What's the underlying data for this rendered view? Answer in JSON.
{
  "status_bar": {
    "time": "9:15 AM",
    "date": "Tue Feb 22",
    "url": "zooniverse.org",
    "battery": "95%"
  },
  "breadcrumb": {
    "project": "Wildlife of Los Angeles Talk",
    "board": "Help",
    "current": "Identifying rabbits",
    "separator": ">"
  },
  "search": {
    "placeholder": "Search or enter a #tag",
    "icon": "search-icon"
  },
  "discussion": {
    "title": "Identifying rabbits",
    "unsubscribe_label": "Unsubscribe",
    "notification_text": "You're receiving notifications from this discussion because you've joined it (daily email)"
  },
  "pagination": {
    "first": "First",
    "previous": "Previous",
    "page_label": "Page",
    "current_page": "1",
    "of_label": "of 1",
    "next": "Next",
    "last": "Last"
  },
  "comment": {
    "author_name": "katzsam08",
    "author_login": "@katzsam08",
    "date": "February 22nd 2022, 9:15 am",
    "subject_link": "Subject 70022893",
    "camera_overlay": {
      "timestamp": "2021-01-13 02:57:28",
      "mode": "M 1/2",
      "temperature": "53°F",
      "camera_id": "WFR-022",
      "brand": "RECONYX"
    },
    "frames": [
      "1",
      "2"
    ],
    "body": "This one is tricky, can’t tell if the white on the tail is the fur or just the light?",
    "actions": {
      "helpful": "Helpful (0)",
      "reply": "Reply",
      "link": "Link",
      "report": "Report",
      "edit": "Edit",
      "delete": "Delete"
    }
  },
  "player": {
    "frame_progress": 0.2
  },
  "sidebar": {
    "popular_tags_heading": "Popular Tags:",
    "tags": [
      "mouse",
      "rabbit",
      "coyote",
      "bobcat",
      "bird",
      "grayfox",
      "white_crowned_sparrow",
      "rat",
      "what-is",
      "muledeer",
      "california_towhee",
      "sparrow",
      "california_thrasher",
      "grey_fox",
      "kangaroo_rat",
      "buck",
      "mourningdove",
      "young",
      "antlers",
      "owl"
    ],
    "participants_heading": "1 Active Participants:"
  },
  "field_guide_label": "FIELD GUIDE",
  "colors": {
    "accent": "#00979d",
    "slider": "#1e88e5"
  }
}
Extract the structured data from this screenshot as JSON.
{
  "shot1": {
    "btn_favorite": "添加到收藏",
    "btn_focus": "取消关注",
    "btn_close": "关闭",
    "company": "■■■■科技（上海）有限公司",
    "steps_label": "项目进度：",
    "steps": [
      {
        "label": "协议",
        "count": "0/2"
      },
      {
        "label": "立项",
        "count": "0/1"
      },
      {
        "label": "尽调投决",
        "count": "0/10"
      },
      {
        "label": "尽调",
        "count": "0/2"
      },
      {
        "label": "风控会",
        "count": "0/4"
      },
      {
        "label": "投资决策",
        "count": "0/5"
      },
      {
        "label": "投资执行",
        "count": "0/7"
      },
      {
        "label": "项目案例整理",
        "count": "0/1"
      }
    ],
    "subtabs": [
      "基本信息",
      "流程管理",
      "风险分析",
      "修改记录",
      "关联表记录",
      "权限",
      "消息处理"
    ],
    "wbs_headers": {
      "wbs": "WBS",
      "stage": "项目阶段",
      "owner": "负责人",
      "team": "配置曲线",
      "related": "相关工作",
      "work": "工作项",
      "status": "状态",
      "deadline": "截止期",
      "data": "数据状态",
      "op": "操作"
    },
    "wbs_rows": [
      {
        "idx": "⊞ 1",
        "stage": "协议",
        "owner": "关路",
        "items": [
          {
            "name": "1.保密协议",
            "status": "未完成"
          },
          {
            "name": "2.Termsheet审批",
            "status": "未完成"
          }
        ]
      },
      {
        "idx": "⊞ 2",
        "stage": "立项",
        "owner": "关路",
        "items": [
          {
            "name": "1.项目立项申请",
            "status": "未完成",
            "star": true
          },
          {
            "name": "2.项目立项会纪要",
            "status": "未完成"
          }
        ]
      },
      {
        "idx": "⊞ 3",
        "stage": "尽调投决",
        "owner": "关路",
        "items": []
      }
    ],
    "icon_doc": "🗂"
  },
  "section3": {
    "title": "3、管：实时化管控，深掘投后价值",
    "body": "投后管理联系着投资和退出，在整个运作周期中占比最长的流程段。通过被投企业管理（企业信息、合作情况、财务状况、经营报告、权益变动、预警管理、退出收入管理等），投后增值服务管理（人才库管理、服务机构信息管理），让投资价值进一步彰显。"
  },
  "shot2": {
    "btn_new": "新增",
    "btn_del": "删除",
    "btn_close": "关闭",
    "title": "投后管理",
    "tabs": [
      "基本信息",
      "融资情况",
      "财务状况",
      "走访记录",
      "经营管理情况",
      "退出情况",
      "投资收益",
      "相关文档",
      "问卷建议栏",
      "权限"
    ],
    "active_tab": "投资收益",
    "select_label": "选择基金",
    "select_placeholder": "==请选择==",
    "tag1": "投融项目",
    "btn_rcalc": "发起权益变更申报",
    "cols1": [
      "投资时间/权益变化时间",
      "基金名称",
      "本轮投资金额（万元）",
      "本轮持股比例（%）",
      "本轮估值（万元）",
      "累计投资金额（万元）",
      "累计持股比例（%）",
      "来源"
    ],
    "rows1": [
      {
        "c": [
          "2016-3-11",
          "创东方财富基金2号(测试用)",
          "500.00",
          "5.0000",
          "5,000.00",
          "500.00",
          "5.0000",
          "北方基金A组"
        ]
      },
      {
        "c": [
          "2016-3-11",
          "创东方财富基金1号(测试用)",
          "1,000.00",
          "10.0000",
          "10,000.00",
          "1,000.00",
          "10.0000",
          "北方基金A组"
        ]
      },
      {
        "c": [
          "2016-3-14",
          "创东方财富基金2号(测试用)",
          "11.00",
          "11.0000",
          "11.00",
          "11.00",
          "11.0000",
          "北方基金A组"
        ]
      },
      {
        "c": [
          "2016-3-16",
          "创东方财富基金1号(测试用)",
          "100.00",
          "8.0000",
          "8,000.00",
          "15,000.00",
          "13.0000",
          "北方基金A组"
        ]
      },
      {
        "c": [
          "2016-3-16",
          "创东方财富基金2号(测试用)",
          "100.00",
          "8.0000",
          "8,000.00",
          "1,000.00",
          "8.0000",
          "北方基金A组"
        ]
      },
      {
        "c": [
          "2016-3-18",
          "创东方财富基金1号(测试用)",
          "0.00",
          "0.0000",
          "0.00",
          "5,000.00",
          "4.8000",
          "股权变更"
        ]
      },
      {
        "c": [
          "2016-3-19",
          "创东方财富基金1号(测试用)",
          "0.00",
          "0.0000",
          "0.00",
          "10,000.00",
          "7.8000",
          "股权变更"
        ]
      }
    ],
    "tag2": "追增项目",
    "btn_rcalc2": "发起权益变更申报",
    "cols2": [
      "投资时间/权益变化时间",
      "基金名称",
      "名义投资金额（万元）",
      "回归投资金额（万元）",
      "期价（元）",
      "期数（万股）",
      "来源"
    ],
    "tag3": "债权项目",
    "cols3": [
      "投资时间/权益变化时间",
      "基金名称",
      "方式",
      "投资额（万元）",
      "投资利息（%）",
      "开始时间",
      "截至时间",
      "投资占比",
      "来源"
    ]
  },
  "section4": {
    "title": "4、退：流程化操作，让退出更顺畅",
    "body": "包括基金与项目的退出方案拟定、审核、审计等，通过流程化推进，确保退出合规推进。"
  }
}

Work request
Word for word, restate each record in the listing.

Your solution
What's the underlying data for this rendered view? Answer in JSON.
{
  "status_bar": {
    "time": "9:15 AM",
    "date": "Tue Feb 22",
    "url": "zooniverse.org",
    "battery": "95%"
  },
  "breadcrumb": {
    "project": "Wildlife of Los Angeles Talk",
    "board": "Help",
    "current": "Identifying rabbits",
    "separator": ">"
  },
  "search": {
    "placeholder": "Search or enter a #tag",
    "icon": "search-icon"
  },
  "discussion": {
    "title": "Identifying rabbits",
    "unsubscribe_label": "Unsubscribe",
    "notification_text": "You're receiving notifications from this discussion because you've joined it (daily email)"
  },
  "pagination": {
    "first": "First",
    "previous": "Previous",
    "page_label": "Page",
    "current_page": "1",
    "of_label": "of 1",
    "next": "Next",
    "last": "Last"
  },
  "comment": {
    "author_name": "katzsam08",
    "author_login": "@katzsam08",
    "date": "February 22nd 2022, 9:15 am",
    "subject_link": "Subject 70022893",
    "camera_overlay": {
      "timestamp": "2021-01-13 02:57:28",
      "mode": "M 1/2",
      "temperature": "53°F",
      "camera_id": "WFR-022",
      "brand": "RECONYX"
    },
    "frames": [
      "1",
      "2"
    ],
    "body": "This one is tricky, can’t tell if the white on the tail is the fur or just the light?",
    "actions": {
      "helpful": "Helpful (0)",
      "reply": "Reply",
      "link": "Link",
      "report": "Report",
      "edit": "Edit",
      "delete": "Delete"
    }
  },
  "player": {
    "frame_progress": 0.2
  },
  "sidebar": {
    "popular_tags_heading": "Popular Tags:",
    "tags": [
      "mouse",
      "rabbit",
      "coyote",
      "bobcat",
      "bird",
      "grayfox",
      "white_crowned_sparrow",
      "rat",
      "what-is",
      "muledeer",
      "california_towhee",
      "sparrow",
      "california_thrasher",
      "grey_fox",
      "kangaroo_rat",
      "buck",
      "mourningdove",
      "young",
      "antlers",
      "owl"
    ],
    "participants_heading": "1 Active Participants:"
  },
  "field_guide_label": "FIELD GUIDE",
  "colors": {
    "accent": "#00979d",
    "slider": "#1e88e5"
  }
}
Extract the structured data from this screenshot as JSON.
{
  "shot1": {
    "btn_favorite": "添加到收藏",
    "btn_focus": "取消关注",
    "btn_close": "关闭",
    "company": "■■■■科技（上海）有限公司",
    "steps_label": "项目进度：",
    "steps": [
      {
        "label": "协议",
        "count": "0/2"
      },
      {
        "label": "立项",
        "count": "0/1"
      },
      {
        "label": "尽调投决",
        "count": "0/10"
      },
      {
        "label": "尽调",
        "count": "0/2"
      },
      {
        "label": "风控会",
        "count": "0/4"
      },
      {
        "label": "投资决策",
        "count": "0/5"
      },
      {
        "label": "投资执行",
        "count": "0/7"
      },
      {
        "label": "项目案例整理",
        "count": "0/1"
      }
    ],
    "subtabs": [
      "基本信息",
      "流程管理",
      "风险分析",
      "修改记录",
      "关联表记录",
      "权限",
      "消息处理"
    ],
    "wbs_headers": {
      "wbs": "WBS",
      "stage": "项目阶段",
      "owner": "负责人",
      "team": "配置曲线",
      "related": "相关工作",
      "work": "工作项",
      "status": "状态",
      "deadline": "截止期",
      "data": "数据状态",
      "op": "操作"
    },
    "wbs_rows": [
      {
        "idx": "⊞ 1",
        "stage": "协议",
        "owner": "关路",
        "items": [
          {
            "name": "1.保密协议",
            "status": "未完成"
          },
          {
            "name": "2.Termsheet审批",
            "status": "未完成"
          }
        ]
      },
      {
        "idx": "⊞ 2",
        "stage": "立项",
        "owner": "关路",
        "items": [
          {
            "name": "1.项目立项申请",
            "status": "未完成",
            "star": true
          },
          {
            "name": "2.项目立项会纪要",
            "status": "未完成"
          }
        ]
      },
      {
        "idx": "⊞ 3",
        "stage": "尽调投决",
        "owner": "关路",
        "items": []
      }
    ],
    "icon_doc": "🗂"
  },
  "section3": {
    "title": "3、管：实时化管控，深掘投后价值",
    "body": "投后管理联系着投资和退出，在整个运作周期中占比最长的流程段。通过被投企业管理（企业信息、合作情况、财务状况、经营报告、权益变动、预警管理、退出收入管理等），投后增值服务管理（人才库管理、服务机构信息管理），让投资价值进一步彰显。"
  },
  "shot2": {
    "btn_new": "新增",
    "btn_del": "删除",
    "btn_close": "关闭",
    "title": "投后管理",
    "tabs": [
      "基本信息",
      "融资情况",
      "财务状况",
      "走访记录",
      "经营管理情况",
      "退出情况",
      "投资收益",
      "相关文档",
      "问卷建议栏",
      "权限"
    ],
    "active_tab": "投资收益",
    "select_label": "选择基金",
    "select_placeholder": "==请选择==",
    "tag1": "投融项目",
    "btn_rcalc": "发起权益变更申报",
    "cols1": [
      "投资时间/权益变化时间",
      "基金名称",
      "本轮投资金额（万元）",
      "本轮持股比例（%）",
      "本轮估值（万元）",
      "累计投资金额（万元）",
      "累计持股比例（%）",
      "来源"
    ],
    "rows1": [
      {
        "c": [
          "2016-3-11",
          "创东方财富基金2号(测试用)",
          "500.00",
          "5.0000",
          "5,000.00",
          "500.00",
          "5.0000",
          "北方基金A组"
        ]
      },
      {
        "c": [
          "2016-3-11",
          "创东方财富基金1号(测试用)",
          "1,000.00",
          "10.0000",
          "10,000.00",
          "1,000.00",
          "10.0000",
          "北方基金A组"
        ]
      },
      {
        "c": [
          "2016-3-14",
          "创东方财富基金2号(测试用)",
          "11.00",
          "11.0000",
          "11.00",
          "11.00",
          "11.0000",
          "北方基金A组"
        ]
      },
      {
        "c": [
          "2016-3-16",
          "创东方财富基金1号(测试用)",
          "100.00",
          "8.0000",
          "8,000.00",
          "15,000.00",
          "13.0000",
          "北方基金A组"
        ]
      },
      {
        "c": [
          "2016-3-16",
          "创东方财富基金2号(测试用)",
          "100.00",
          "8.0000",
          "8,000.00",
          "1,000.00",
          "8.0000",
          "北方基金A组"
        ]
      },
      {
        "c": [
          "2016-3-18",
          "创东方财富基金1号(测试用)",
          "0.00",
          "0.0000",
          "0.00",
          "5,000.00",
          "4.8000",
          "股权变更"
        ]
      },
      {
        "c": [
          "2016-3-19",
          "创东方财富基金1号(测试用)",
          "0.00",
          "0.0000",
          "0.00",
          "10,000.00",
          "7.8000",
          "股权变更"
        ]
      }
    ],
    "tag2": "追增项目",
    "btn_rcalc2": "发起权益变更申报",
    "cols2": [
      "投资时间/权益变化时间",
      "基金名称",
      "名义投资金额（万元）",
      "回归投资金额（万元）",
      "期价（元）",
      "期数（万股）",
      "来源"
    ],
    "tag3": "债权项目",
    "cols3": [
      "投资时间/权益变化时间",
      "基金名称",
      "方式",
      "投资额（万元）",
      "投资利息（%）",
      "开始时间",
      "截至时间",
      "投资占比",
      "来源"
    ]
  },
  "section4": {
    "title": "4、退：流程化操作，让退出更顺畅",
    "body": "包括基金与项目的退出方案拟定、审核、审计等，通过流程化推进，确保退出合规推进。"
  }
}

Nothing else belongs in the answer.